Macierewicz said that Poles "would have liked the [end of WWII] to be a day of victory, joy, great national pride," but given the loss of its independence afterwards, this was not the case.

"This is what they thought, what they dreamed of…in May 1945," Macierewicz said. "But the Polish reality was different, the Polish reality meant murders by the NKVD [the Soviet secret police], being sent to labour camps, prisons, rape, the pseudo-courts in Moscow," he said.

He praised his country for having "created a great underground state," during the war. The movement was loyal to the Polish Republic that operated in exile until Poland's Communist government collapsed after 1989, and Macierewicz was referring to this as the resistance that never collaborated with Nazis or Communists.

Polish parliament recently signed a joint agreement with Ukrainian colleagues to consider the Soviet Union as partly culpable for World War II, because of its non-aggression pact with Berlin. Under Poland's conservative government Warsaw has also considered introducing a moratorium on phrasing linking Poland with the Nazi concentration camps on its territory during the German occupation.

Russia's government has repeatedly taken offense at criticisms of the Soviet Union's role in World War II, highlighting that it paid the heaviest casualty cost and its forces played a crucial part in turning the tide of the war against Germany.

Under President Vladimir Putin, the government has sought to lionize its World War II past, and the view of Moscow as an aggressor is not the mainstream view in Russia.

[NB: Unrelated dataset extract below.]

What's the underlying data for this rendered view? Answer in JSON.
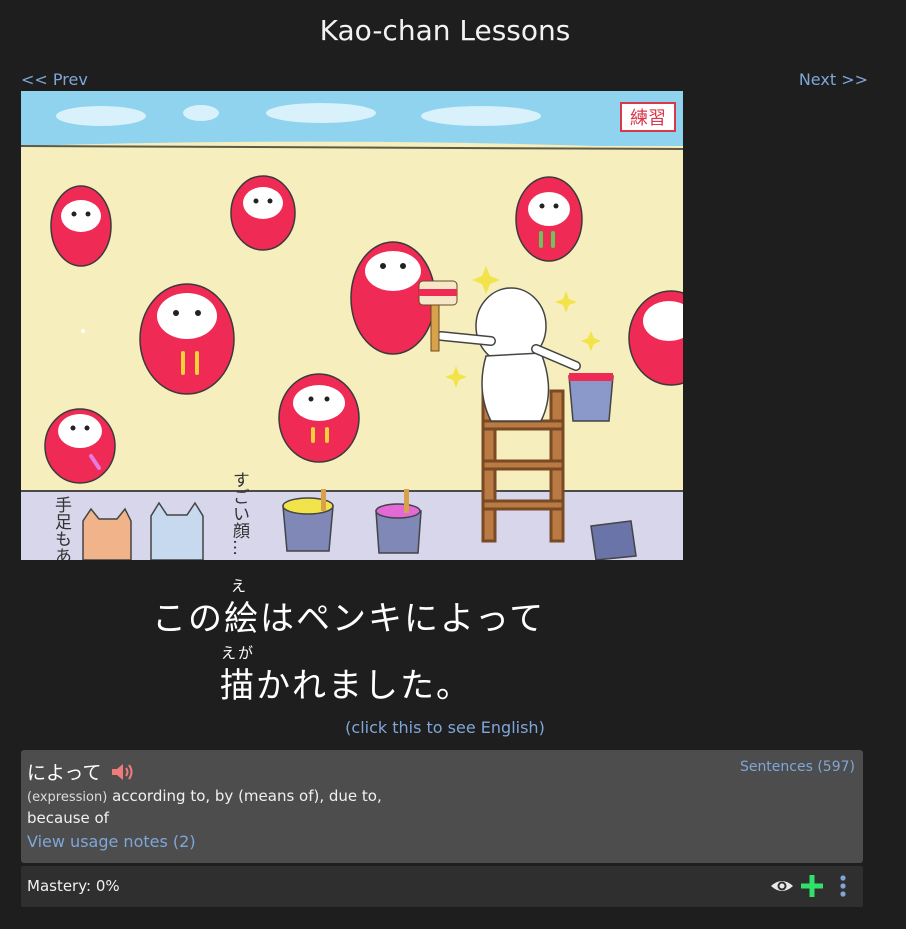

Nostalgia for the Soviet era is on the rise, with the rate of approval of Soviet leaders Joseph Stalin and Vladimir Lenin at its peak in post-Cold War Russia.